- Multiple copies may be accepted for large classes. The number of copies must be proportional to the number students within the class.
You Must Have Permission
- Coursepacks -- Any copied material which is created to replace or substitute for anthologies, compilations, or collective works.
Without permission, this type of copying is illegal whether the copies are individual or are accumulated (i.e. coursepacks)
- Any copying that is done to substitute for the purchase of a book or periodical.
- Any copied material by the same teacher from term to term.
All materials being placed on reserve must have a photocopy of the original copyright notice. The notice for a book is generally located within the first few pages. The copyright notice in a journal is located in one of two areas. For newer journals the copyright notice is likely to be found on the first page of the article. For older articles the notice is located within the first few pages along with the publishing information. Examples of copyright notices found in both journals and monographs are located at the end of this document.
Some current materials and many older journals do not bear the telltale ã. For these items we will have a stamp available. The stamp will only be used as a last resort. Current law is quite clear that all materials which bear a copyright notice must include this notice when being reproduced.

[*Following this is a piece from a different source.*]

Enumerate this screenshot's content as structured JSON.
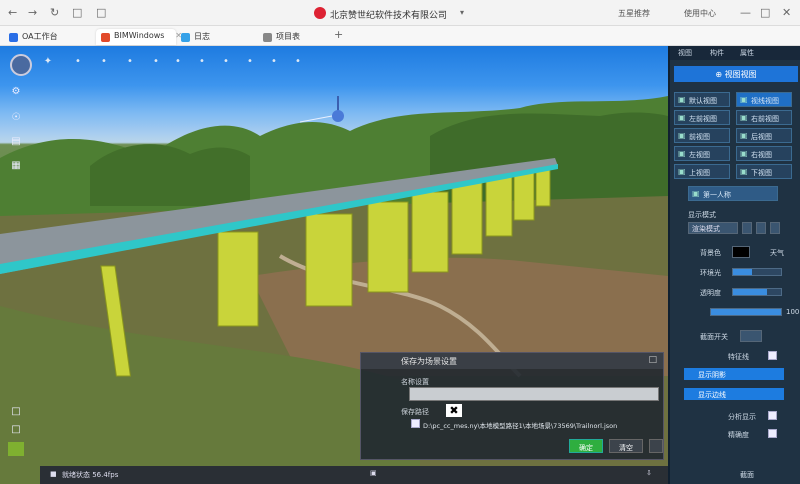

If it is necessary to use a material in a manner falling outside the protection of Fair Use, permission from the copyright holder must be sought and granted. If permission is granted by the copyright holder, a professor may disregard any of the above (i.e. permission is sought and granted to place an article on permanent reserve). Professors are responsible for providing the original copyright notice; obtaining permission; paying all fees; and supplying the library with a copy of the written permission. Any materials lacking a copyright statement and permission, for instances when seeking permission is necessary, will not be permitted to be placed on reserve and will be returned. Obtaining permission for items which fall outside the protection of Fair Use is relatively straightforward. There can be, however, a significant time delay between requesting permission and obtaining it. Please bear this in mind when selecting course materials for reserve. The Copyright Clearing Center, www.copyright.com, is a good starting point for those seeking copyright permission for journal articles. The copyright owner for books is usually located within the first few pages. While most works include the indicative ©, even those without are still protected by law. It is also important to remember that the owners of copyright are under no obligation to grant permission or even respond to requests.
Copyright is a complex and sometimes frustrating issue. If you have questions or concerns about how to apply these guidelines, please do not hesitate to contact the library.

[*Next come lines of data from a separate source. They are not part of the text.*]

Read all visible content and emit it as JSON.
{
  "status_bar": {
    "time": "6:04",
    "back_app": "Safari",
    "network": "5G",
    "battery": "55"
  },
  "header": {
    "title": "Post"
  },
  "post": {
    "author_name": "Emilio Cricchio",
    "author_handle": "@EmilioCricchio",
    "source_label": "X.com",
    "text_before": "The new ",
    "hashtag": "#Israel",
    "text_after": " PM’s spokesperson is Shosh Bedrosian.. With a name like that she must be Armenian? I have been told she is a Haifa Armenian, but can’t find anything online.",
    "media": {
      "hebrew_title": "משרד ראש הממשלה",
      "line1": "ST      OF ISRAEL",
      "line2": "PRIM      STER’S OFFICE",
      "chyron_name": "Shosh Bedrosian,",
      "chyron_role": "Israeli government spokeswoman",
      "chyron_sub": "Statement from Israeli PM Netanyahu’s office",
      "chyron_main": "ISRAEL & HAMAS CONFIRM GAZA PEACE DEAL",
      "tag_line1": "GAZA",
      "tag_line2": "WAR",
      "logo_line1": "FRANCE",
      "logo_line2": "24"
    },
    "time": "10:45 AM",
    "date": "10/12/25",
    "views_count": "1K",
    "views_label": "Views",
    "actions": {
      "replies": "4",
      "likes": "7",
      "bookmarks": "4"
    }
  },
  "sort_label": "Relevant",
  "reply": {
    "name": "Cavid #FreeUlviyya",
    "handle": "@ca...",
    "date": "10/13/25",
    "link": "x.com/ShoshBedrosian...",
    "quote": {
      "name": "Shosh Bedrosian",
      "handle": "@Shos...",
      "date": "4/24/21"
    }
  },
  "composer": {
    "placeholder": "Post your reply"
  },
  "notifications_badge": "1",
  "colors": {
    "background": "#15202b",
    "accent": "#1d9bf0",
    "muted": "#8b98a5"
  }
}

Ariel K. Myers public services librarian/ interlibrary loan August 2001
Example: copyright notice from a book
Example: copyright notice from a collection of articles
Example: copyright notice from a journal
Copyright Permission Letter
Whenever a faculty or staff member wishes to use someone else's work which falls outside the Fair Use guidelines, permission must be obtained from the owner of the copyright or evidence must be provided that the materials are in the public domain.
The form below may be copied and pasted into an e-mail message, or printed and faxed, or printed and mailed to the owner of the site and/or owner of the copyright. An emailed, faxed, or mailed reply which answers all questions fully and grants permission should be received for each request for permission to use that is sent. Once the permission form is received by the faculty or staff member, a copy of the permission form must be provided to the circulation supervisor
Request for Permission to Use
Permissions Department Date:
City, State, Zip Code:
This letter is a request for permission to duplicate/use for the following:
Material to be duplicated: copy enclosed
Manner of distribution:
Type of reproduction:
Purpose of use/reproduction: inclusion in (specify)
A self-addressed, stamped envelope is enclosed for your convenience.
City, State, Zip Code: